    Being asked to belt out Gloria Gaynor’s “I Will Survive” in front of strangers would cause most people to blush – but the facial reddening is preventable with ibuprofen gel, Australian researchers have shown.

    In an experiment involving 16 volunteers with a self-professed propensity for blushing in embarassing situations, Professor Peter Drummond and colleagues at Murdoch University in Perth tested their theory that prostaglandin inhibition would help prevent the problem.

    They reasoned that facial reddening was mediated by prostaglandin-mediated vasodilatation of the dermal blood vessels, and therefore could be inhibited by a topical NSAID.

    They applied a patch of ibuprofen gel to a small area of the cheek in 16 volunteers with a fear of blushing and also in a further 14 volunteers without a fear of blushing. They then measured skin blood flow while the participants were instructed to sing along to “I Will Survive” by Gloria Gaynor while being watched and videoed. To further increase embarrassment, participants were urged to “sing in tune” and “be expressive”

    The researchers found that the topical ibuprofen gel inhibited blushing both during and after the embarrassing singing task. The NSAID gel inhibited increases in skin blood flow in both groups when compared to a control patch of skin on which a placebo gel was applied.

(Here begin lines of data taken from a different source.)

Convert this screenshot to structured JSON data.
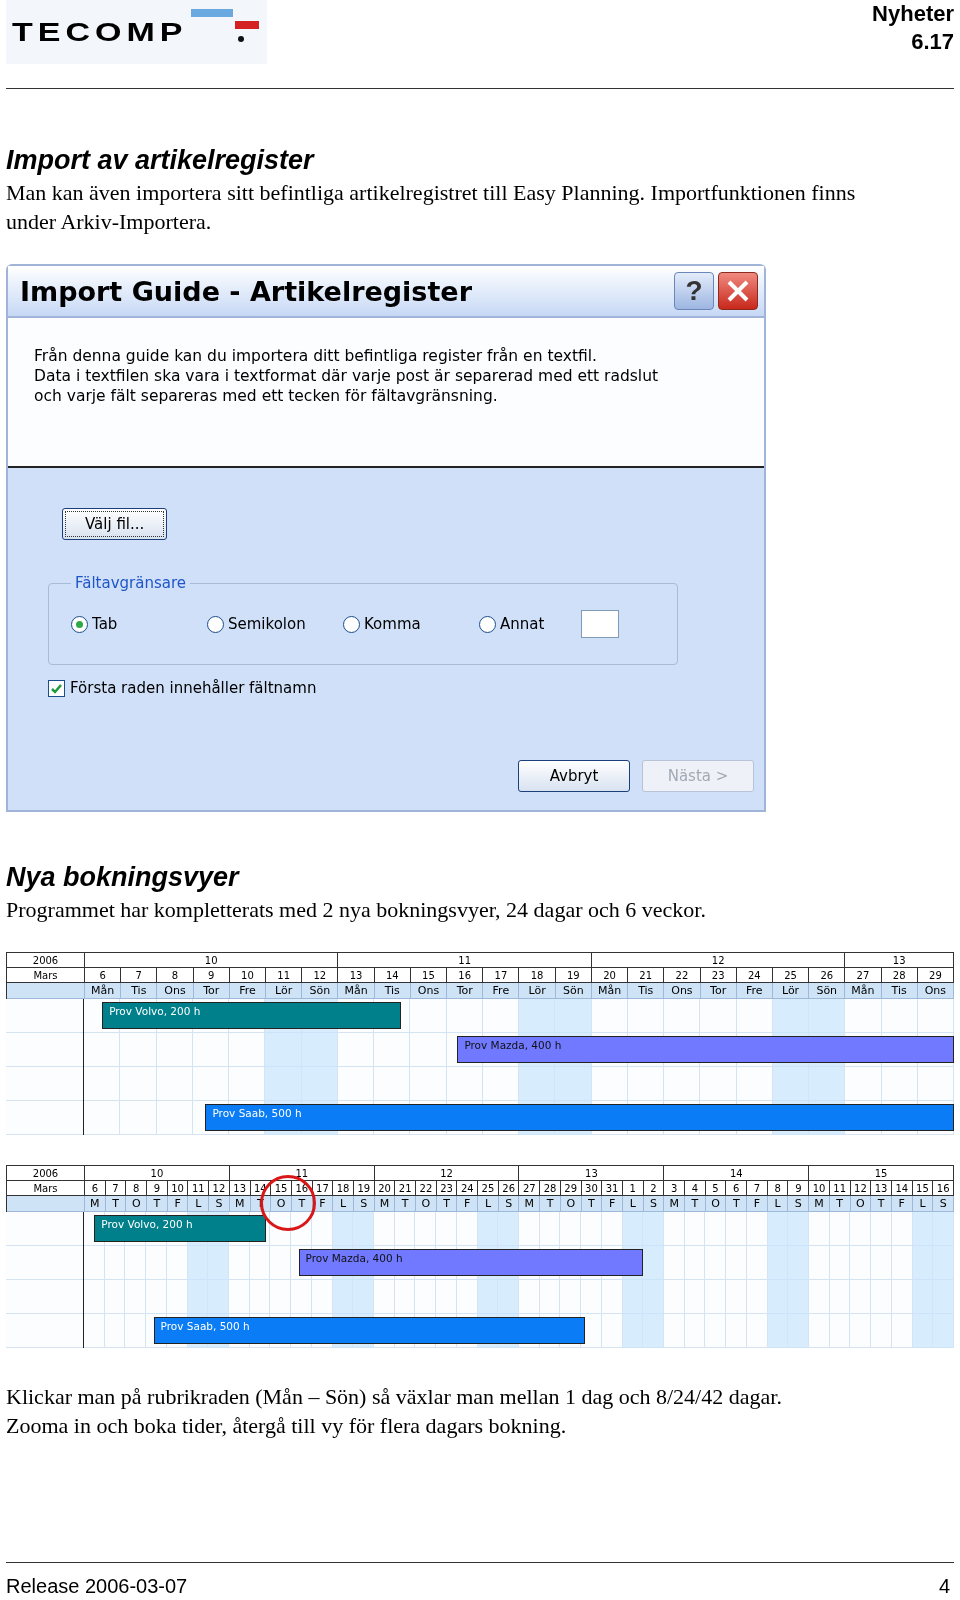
{
  "header": {
    "logo": "TECOMP",
    "title": "Nyheter",
    "version": "6.17"
  },
  "section_1": {
    "heading": "Import av artikelregister",
    "paragraph": "Man kan även importera sitt befintliga artikelregistret till Easy Planning. Importfunktionen finns under Arkiv-Importera."
  },
  "dialog": {
    "title": "Import Guide - Artikelregister",
    "help_button": "?",
    "intro_lines": [
      "Från denna guide kan du importera ditt befintliga register från en textfil.",
      "Data i textfilen ska vara i textformat där varje post är separerad med ett radslut",
      "och varje fält separeras med ett tecken för fältavgränsning."
    ],
    "choose_file_button": "Välj fil...",
    "delimiter_group": {
      "label": "Fältavgränsare",
      "options": [
        {
          "label": "Tab",
          "selected": true
        },
        {
          "label": "Semikolon",
          "selected": false
        },
        {
          "label": "Komma",
          "selected": false
        },
        {
          "label": "Annat",
          "selected": false
        }
      ]
    },
    "header_checkbox": {
      "label": "Första raden innehåller fältnamn",
      "checked": true
    },
    "buttons": [
      {
        "label": "Avbryt",
        "disabled": false
      },
      {
        "label": "Nästa >",
        "disabled": true
      }
    ]
  },
  "section_2": {
    "heading": "Nya bokningsvyer",
    "paragraph": "Programmet har kompletterats med 2 nya bokningsvyer, 24 dagar och 6 veckor."
  },
  "booking_views": [
    {
      "year": "2006",
      "month": "Mars",
      "circled": false,
      "weeks": [
        {
          "label": "10",
          "days": [
            {
              "date": "6",
              "weekday": "Mån",
              "weekend": false
            },
            {
              "date": "7",
              "weekday": "Tis",
              "weekend": false
            },
            {
              "date": "8",
              "weekday": "Ons",
              "weekend": false
            },
            {
              "date": "9",
              "weekday": "Tor",
              "weekend": false
            },
            {
              "date": "10",
              "weekday": "Fre",
              "weekend": false
            },
            {
              "date": "11",
              "weekday": "Lör",
              "weekend": true
            },
            {
              "date": "12",
              "weekday": "Sön",
              "weekend": true
            }
          ]
        },
        {
          "label": "11",
          "days": [
            {
              "date": "13",
              "weekday": "Mån",
              "weekend": false
            },
            {
              "date": "14",
              "weekday": "Tis",
              "weekend": false
            },
            {
              "date": "15",
              "weekday": "Ons",
              "weekend": false
            },
            {
              "date": "16",
              "weekday": "Tor",
              "weekend": false
            },
            {
              "date": "17",
              "weekday": "Fre",
              "weekend": false
            },
            {
              "date": "18",
              "weekday": "Lör",
              "weekend": true
            },
            {
              "date": "19",
              "weekday": "Sön",
              "weekend": true
            }
          ]
        },
        {
          "label": "12",
          "days": [
            {
              "date": "20",
              "weekday": "Mån",
              "weekend": false
            },
            {
              "date": "21",
              "weekday": "Tis",
              "weekend": false
            },
            {
              "date": "22",
              "weekday": "Ons",
              "weekend": false
            },
            {
              "date": "23",
              "weekday": "Tor",
              "weekend": false
            },
            {
              "date": "24",
              "weekday": "Fre",
              "weekend": false
            },
            {
              "date": "25",
              "weekday": "Lör",
              "weekend": true
            },
            {
              "date": "26",
              "weekday": "Sön",
              "weekend": true
            }
          ]
        },
        {
          "label": "13",
          "days": [
            {
              "date": "27",
              "weekday": "Mån",
              "weekend": false
            },
            {
              "date": "28",
              "weekday": "Tis",
              "weekend": false
            },
            {
              "date": "29",
              "weekday": "Ons",
              "weekend": false
            }
          ]
        }
      ],
      "bars": [
        {
          "label": "Prov Volvo, 200 h",
          "color": "#00808a"
        },
        {
          "label": "Prov Mazda, 400 h",
          "color": "#7079ff"
        },
        {
          "label": "Prov Saab, 500 h",
          "color": "#0a7cf5"
        }
      ]
    },
    {
      "year": "2006",
      "month": "Mars",
      "circled": true,
      "weeks": [
        {
          "label": "10",
          "days": [
            {
              "date": "6",
              "weekday": "M",
              "weekend": false
            },
            {
              "date": "7",
              "weekday": "T",
              "weekend": false
            },
            {
              "date": "8",
              "weekday": "O",
              "weekend": false
            },
            {
              "date": "9",
              "weekday": "T",
              "weekend": false
            },
            {
              "date": "10",
              "weekday": "F",
              "weekend": false
            },
            {
              "date": "11",
              "weekday": "L",
              "weekend": true
            },
            {
              "date": "12",
              "weekday": "S",
              "weekend": true
            }
          ]
        },
        {
          "label": "11",
          "days": [
            {
              "date": "13",
              "weekday": "M",
              "weekend": false
            },
            {
              "date": "14",
              "weekday": "T",
              "weekend": false
            },
            {
              "date": "15",
              "weekday": "O",
              "weekend": false
            },
            {
              "date": "16",
              "weekday": "T",
              "weekend": false
            },
            {
              "date": "17",
              "weekday": "F",
              "weekend": false
            },
            {
              "date": "18",
              "weekday": "L",
              "weekend": true
            },
            {
              "date": "19",
              "weekday": "S",
              "weekend": true
            }
          ]
        },
        {
          "label": "12",
          "days": [
            {
              "date": "20",
              "weekday": "M",
              "weekend": false
            },
            {
              "date": "21",
              "weekday": "T",
              "weekend": false
            },
            {
              "date": "22",
              "weekday": "O",
              "weekend": false
            },
            {
              "date": "23",
              "weekday": "T",
              "weekend": false
            },
            {
              "date": "24",
              "weekday": "F",
              "weekend": false
            },
            {
              "date": "25",
              "weekday": "L",
              "weekend": true
            },
            {
              "date": "26",
              "weekday": "S",
              "weekend": true
            }
          ]
        },
        {
          "label": "13",
          "days": [
            {
              "date": "27",
              "weekday": "M",
              "weekend": false
            },
            {
              "date": "28",
              "weekday": "T",
              "weekend": false
            },
            {
              "date": "29",
              "weekday": "O",
              "weekend": false
            },
            {
              "date": "30",
              "weekday": "T",
              "weekend": false
            },
            {
              "date": "31",
              "weekday": "F",
              "weekend": false
            },
            {
              "date": "1",
              "weekday": "L",
              "weekend": true
            },
            {
              "date": "2",
              "weekday": "S",
              "weekend": true
            }
          ]
        },
        {
          "label": "14",
          "days": [
            {
              "date": "3",
              "weekday": "M",
              "weekend": false
            },
            {
              "date": "4",
              "weekday": "T",
              "weekend": false
            },
            {
              "date": "5",
              "weekday": "O",
              "weekend": false
            },
            {
              "date": "6",
              "weekday": "T",
              "weekend": false
            },
            {
              "date": "7",
              "weekday": "F",
              "weekend": false
            },
            {
              "date": "8",
              "weekday": "L",
              "weekend": true
            },
            {
              "date": "9",
              "weekday": "S",
              "weekend": true
            }
          ]
        },
        {
          "label": "15",
          "days": [
            {
              "date": "10",
              "weekday": "M",
              "weekend": false
            },
            {
              "date": "11",
              "weekday": "T",
              "weekend": false
            },
            {
              "date": "12",
              "weekday": "O",
              "weekend": false
            },
            {
              "date": "13",
              "weekday": "T",
              "weekend": false
            },
            {
              "date": "14",
              "weekday": "F",
              "weekend": false
            },
            {
              "date": "15",
              "weekday": "L",
              "weekend": true
            },
            {
              "date": "16",
              "weekday": "S",
              "weekend": true
            }
          ]
        }
      ],
      "bars": [
        {
          "label": "Prov Volvo, 200 h",
          "color": "#00808a"
        },
        {
          "label": "Prov Mazda, 400 h",
          "color": "#7079ff"
        },
        {
          "label": "Prov Saab, 500 h",
          "color": "#0a7cf5"
        }
      ]
    }
  ],
  "closing_lines": [
    "Klickar man på rubrikraden (Mån – Sön) så växlar man mellan 1 dag och 8/24/42 dagar.",
    "Zooma in och boka tider, återgå till vy för flera dagars bokning."
  ],
  "footer": {
    "release": "Release 2006-03-07",
    "page": "4"
  }
}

    However, in a separate experiment involving blushing during aerobic exercise, increases in skin blood flow were greater afterwards in those with a high fear of blushing compared to the low fear group.

    “These findings suggest that prostaglandins contribute to dilatation of facial blood vessels both during emotional arousal (embarrassment) and aerobic exercise,” the researchers said inEuropean Neuropsychopharmacology.

    A fear of blushing may be associated with mechanisms that delay the resumption of normal vascular tone after a period of vasodilatation, they added.

    “The findings provide preliminary support for a pharmacological approach to blushing control that might be relevant not only for people who are frightened of blushing, but also for inflammatory dermatological conditions such as rosacea,” they concluded.


  • #2
    I'm wondering how to get topical NSAID's? Or if anyone has any positive/ neg experience with them for flushing/burning.

    I got Voltaren rx-ed by my derm the other day and don't recommend it for face (it has isopropyl alcohol, fragrance, "strong ammonium solution" ...). I tested it on my hands + jaw and it was really irritating ~45 min and super drying (although I think it did eventually help my TMJ).

    I know ppl have dissolved aspirin in green tea but I never think I am doing it right and am hesitant to rub something grainy into my face.




    • #3
      The link to the article doesn't work. Here is the correct link. The lead author is Peter Drummand, PhD, who volunteers on the RRDi MAC. Thanks for the article, and I have added it to end note number 20 in this post to my list of anti-flushing drugs.
      Last edited by Brady Barrows; 1 December 2017, 06:17 AM.
      Brady Barrows
      Blog - Join the RRDi


      • #4
        Would rebound flushing be a concern?